Just when Vince Yates thought that life had settled down in Broken Wheel and the red west Texas Palo Duro Canyon dust had cleared from previous adventures, feisty Tina Cahill shows up and decides to make the saloon of the town her mission from God. Then life really gets turned upside down when his tyrannical father shows up with his mother, who is showing signs of dementia, and a sister he didn't even know existed. Life starts to spiral out of control for Vince when his best friend and his sister start acting cozy and then Tina's picketing causes more problems that he could possibly imagine.  Can he and his best friends, who have been together through numerous adventures since they were in Andersonville Prison during the Civil War, come to the rescue before anyone gets hurt? Can Vince get over his past so that he can move forward with his future, which hopefully involves the beautiful and strong willed Tina?

I loved Connealy's book, Stuck Together. Her wit and humor had me laughing out loud, while the touching points in her story were deftly written with compassion and grace. I love how Connealy expertly mixes humor, adventure, suspense and romance all together in a historical western setting. I recommend this book to anyone who loves a well written novel with any and all of the a-fore mentioned themes. This is the third book in the Trouble in Texas series, but can easily stand alone by itself.


Disclosure of Material Connection: I received this book free from the publisher through the Bethany Publishing Company book review bloggers program. I was not required to write a positive review. The opinions I have expressed are my own. I am disclosing this in accordance with the Federal Trade Commission’s 16 CFR, Part 255 <http://www.access.gpo.gov/nara/cfr/waisidx_03/16cfr255_03.html> : “Guides Concerning the Use of Endorsements and Testimonials in Advertising.”

27 June 2014

Face to Face With Jesus by Samaa Habib and Bodie Thoene






Born into a Muslim family in a predominantly Muslim country, Samaa Habib, as a young teenager, is surrounded by civil war - death, starvation, fear, and worry. She finds herself invited to a free Tae kwon do course, and she jumps at the chance. It is through the leaders of the course that she learns about Jesus, however it is through life experiences with war that she learns that Jesus is real, and that He loves her.  Thus begins a journey of the supernatural power of Christ working through her and in her, protecting her from intense violence, hunger and war and then encouraging her when she faces terrible persecution. The culmination of this comes when an Islamic faction group bombs the church where she is worshiping and she breaths her last. Samaa is then brought miraculously back to life after meeting with Jesus face to face.
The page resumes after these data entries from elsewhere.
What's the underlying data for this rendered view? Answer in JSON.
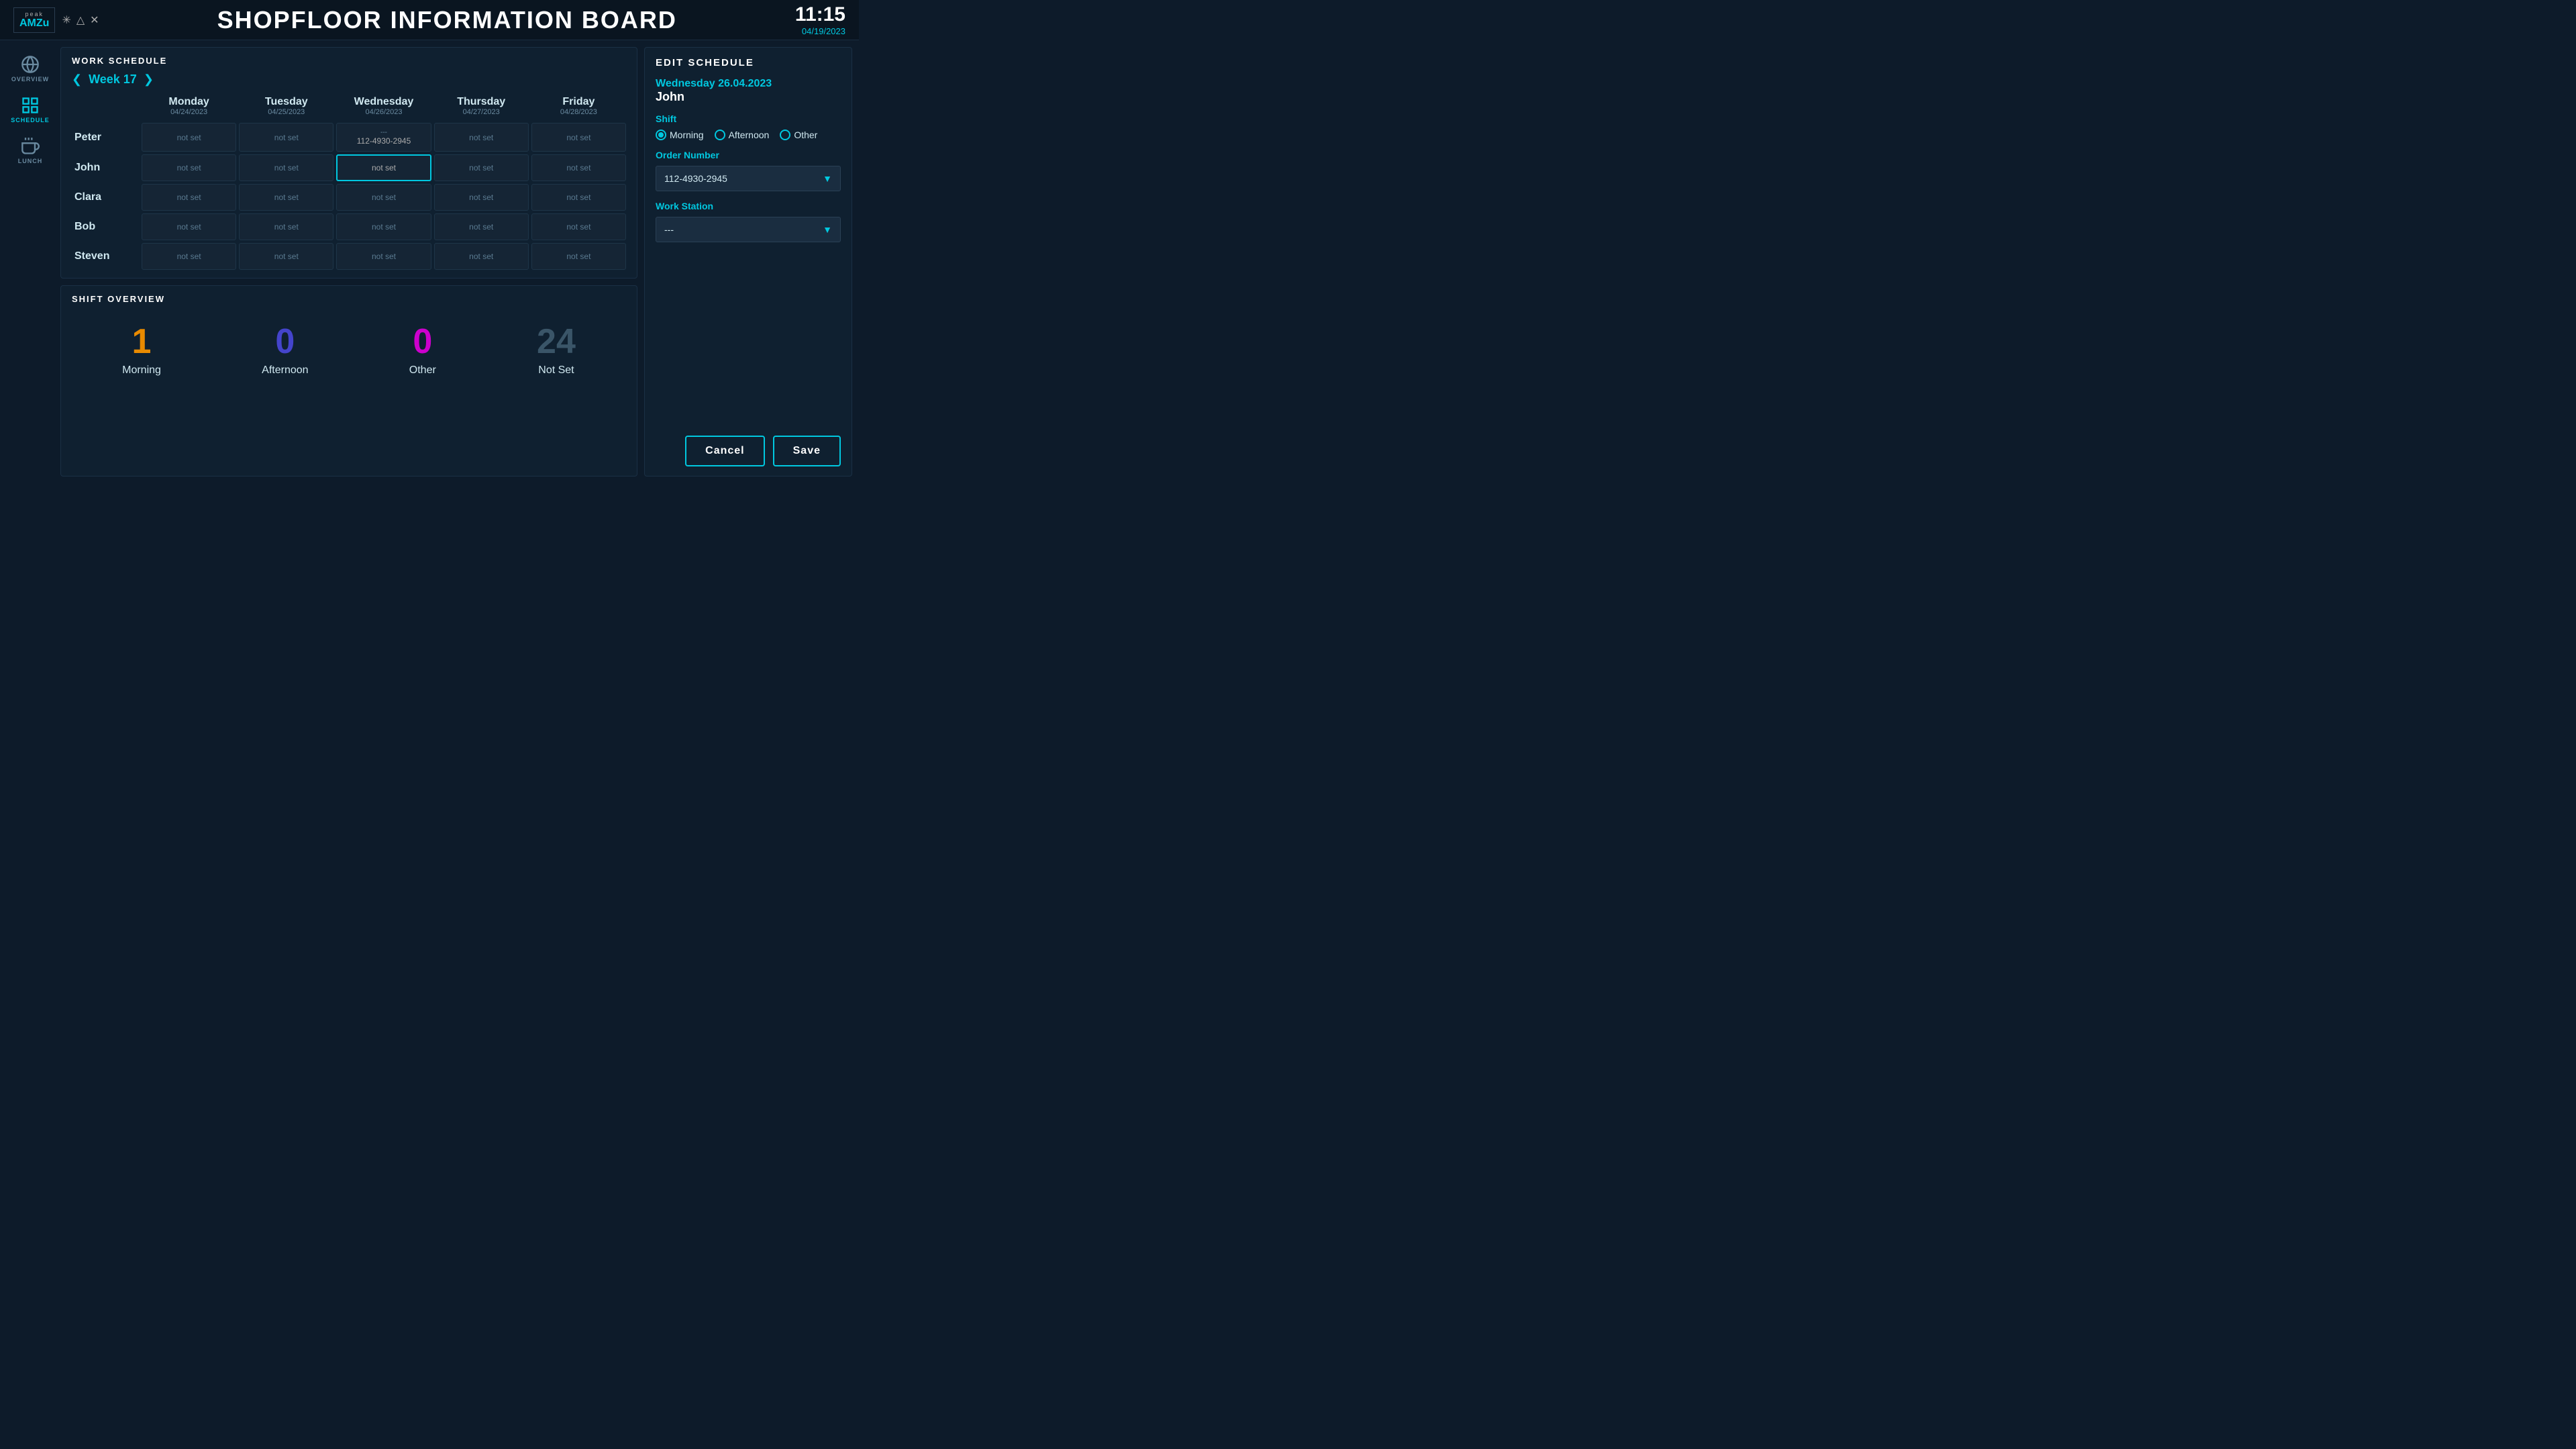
{
  "header": {
    "logo_top": "peak",
    "logo_bottom": "AMZu",
    "title": "SHOPFLOOR INFORMATION BOARD",
    "time": "11:15",
    "date": "04/19/2023"
  },
  "sidebar": {
    "items": [
      {
        "id": "overview",
        "label": "OVERVIEW",
        "active": false
      },
      {
        "id": "schedule",
        "label": "SCHEDULE",
        "active": true
      },
      {
        "id": "lunch",
        "label": "LUNCH",
        "active": false
      }
    ]
  },
  "work_schedule": {
    "title": "WORK SCHEDULE",
    "week_label": "Week 17",
    "columns": [
      {
        "day": "Monday",
        "date": "04/24/2023"
      },
      {
        "day": "Tuesday",
        "date": "04/25/2023"
      },
      {
        "day": "Wednesday",
        "date": "04/26/2023"
      },
      {
        "day": "Thursday",
        "date": "04/27/2023"
      },
      {
        "day": "Friday",
        "date": "04/28/2023"
      }
    ],
    "rows": [
      {
        "name": "Peter",
        "cells": [
          {
            "value": "not set",
            "type": "empty"
          },
          {
            "value": "not set",
            "type": "empty"
          },
          {
            "value": "112-4930-2945",
            "type": "data",
            "sub": "---"
          },
          {
            "value": "not set",
            "type": "empty"
          },
          {
            "value": "not set",
            "type": "empty"
          }
        ]
      },
      {
        "name": "John",
        "cells": [
          {
            "value": "not set",
            "type": "empty"
          },
          {
            "value": "not set",
            "type": "empty"
          },
          {
            "value": "not set",
            "type": "selected"
          },
          {
            "value": "not set",
            "type": "empty"
          },
          {
            "value": "not set",
            "type": "empty"
          }
        ]
      },
      {
        "name": "Clara",
        "cells": [
          {
            "value": "not set",
            "type": "empty"
          },
          {
            "value": "not set",
            "type": "empty"
          },
          {
            "value": "not set",
            "type": "empty"
          },
          {
            "value": "not set",
            "type": "empty"
          },
          {
            "value": "not set",
            "type": "empty"
          }
        ]
      },
      {
        "name": "Bob",
        "cells": [
          {
            "value": "not set",
            "type": "empty"
          },
          {
            "value": "not set",
            "type": "empty"
          },
          {
            "value": "not set",
            "type": "empty"
          },
          {
            "value": "not set",
            "type": "empty"
          },
          {
            "value": "not set",
            "type": "empty"
          }
        ]
      },
      {
        "name": "Steven",
        "cells": [
          {
            "value": "not set",
            "type": "empty"
          },
          {
            "value": "not set",
            "type": "empty"
          },
          {
            "value": "not set",
            "type": "empty"
          },
          {
            "value": "not set",
            "type": "empty"
          },
          {
            "value": "not set",
            "type": "empty"
          }
        ]
      }
    ]
  },
  "shift_overview": {
    "title": "SHIFT OVERVIEW",
    "stats": [
      {
        "id": "morning",
        "value": "1",
        "label": "Morning",
        "color": "#e88a00"
      },
      {
        "id": "afternoon",
        "value": "0",
        "label": "Afternoon",
        "color": "#4444cc"
      },
      {
        "id": "other",
        "value": "0",
        "label": "Other",
        "color": "#cc00cc"
      },
      {
        "id": "notset",
        "value": "24",
        "label": "Not Set",
        "color": "#3a5568"
      }
    ]
  },
  "edit_schedule": {
    "title": "EDIT SCHEDULE",
    "date_label": "Wednesday   26.04.2023",
    "person": "John",
    "shift_label": "Shift",
    "shift_options": [
      {
        "id": "morning",
        "label": "Morning",
        "selected": true
      },
      {
        "id": "afternoon",
        "label": "Afternoon",
        "selected": false
      },
      {
        "id": "other",
        "label": "Other",
        "selected": false
      }
    ],
    "order_number_label": "Order Number",
    "order_number_value": "112-4930-2945",
    "workstation_label": "Work Station",
    "workstation_value": "---",
    "cancel_label": "Cancel",
    "save_label": "Save"
  }
}
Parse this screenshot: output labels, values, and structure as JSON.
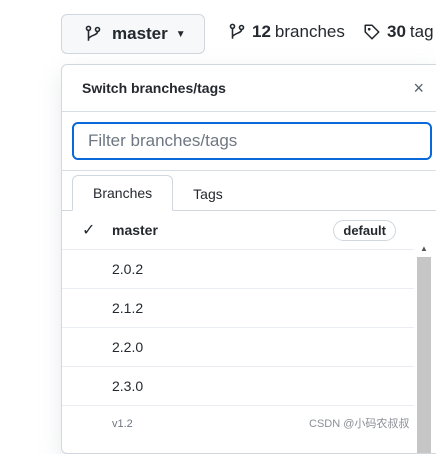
{
  "toolbar": {
    "branch_button_label": "master",
    "branches_count": "12",
    "branches_label": "branches",
    "tags_count": "30",
    "tags_label": "tag"
  },
  "dropdown": {
    "title": "Switch branches/tags",
    "close_icon": "×",
    "filter_placeholder": "Filter branches/tags",
    "filter_value": "",
    "tabs": [
      {
        "label": "Branches",
        "active": true
      },
      {
        "label": "Tags",
        "active": false
      }
    ],
    "rows": [
      {
        "label": "master",
        "checked": true,
        "badge": "default"
      },
      {
        "label": "2.0.2"
      },
      {
        "label": "2.1.2"
      },
      {
        "label": "2.2.0"
      },
      {
        "label": "2.3.0"
      },
      {
        "label": "v1.2"
      }
    ]
  },
  "icons": {
    "branch": "git-branch-icon",
    "tag": "tag-icon",
    "check": "check-icon",
    "close": "close-icon",
    "caret": "caret-down-icon"
  },
  "watermark": "CSDN @小码农叔叔",
  "colors": {
    "accent": "#0969da",
    "border": "#d0d7de",
    "button_bg": "#f6f8fa"
  }
}
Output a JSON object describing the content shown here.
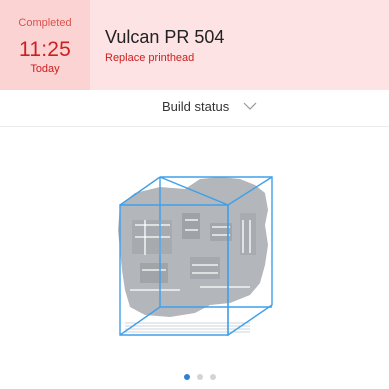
{
  "job": {
    "status": "Completed",
    "time": "11:25",
    "day": "Today"
  },
  "printer": {
    "name": "Vulcan PR 504",
    "message": "Replace printhead"
  },
  "build_status": {
    "label": "Build status",
    "icon": "chevron-down-icon"
  },
  "preview": {
    "icon": "build-volume-preview",
    "slide_count": 3,
    "active_slide": 1
  },
  "colors": {
    "alert_red": "#cc1f1f",
    "header_bg": "#fde3e3",
    "time_bg": "#fbd3d3",
    "box_blue": "#3ea0ea",
    "model_gray": "#b3b6ba",
    "dot_active": "#2f7fd6",
    "dot_inactive": "#d4d4d4"
  }
}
Face to Face With Jesus is a powerful story of Samaa's relationship with her Lord and Savior, Jesus Christ, after He draws her from the Muslim faith into a relationship with Him. Her account of her journey of faith is riveting and gives tremendous hope for any Christian. The Bible is very clear that all will face trials of some kind, and to read a story such as a Samaa's brings comfort and bears witness to the all consuming love of Christ that He has for each and every person. Samaa lives in a country where one can be, and a lot are, killed for believing in Jesus Christ. In spite of many obstacles, she consistently shares the love of Christ with everyone around her.

I love how Samaa wrote the meaning of names throughout the book and how she found significance through names. I find Samaa's story very moving, and also very inspiring. Her love for Jesus knew no bounds, despite the hardships and trials that she suffered for proclaiming Jesus as Lord. She gives much hope and fills me with longing to see Jesus face to face one day.




Disclosure of Material Connection: I received this book free from the publisher through the Chosen, a division of Baker Publishing Group book review bloggers program. I was not required to write a positive review. The opinions I have expressed are my own. I am disclosing this in accordance with the Federal Trade Commission’s 16 CFR, Part 255 <http://www.access.gpo.gov/nara/cfr/waisidx_03/16cfr255_03.html> : “Guides Concerning the Use of Endorsements and Testimonials in Advertising.”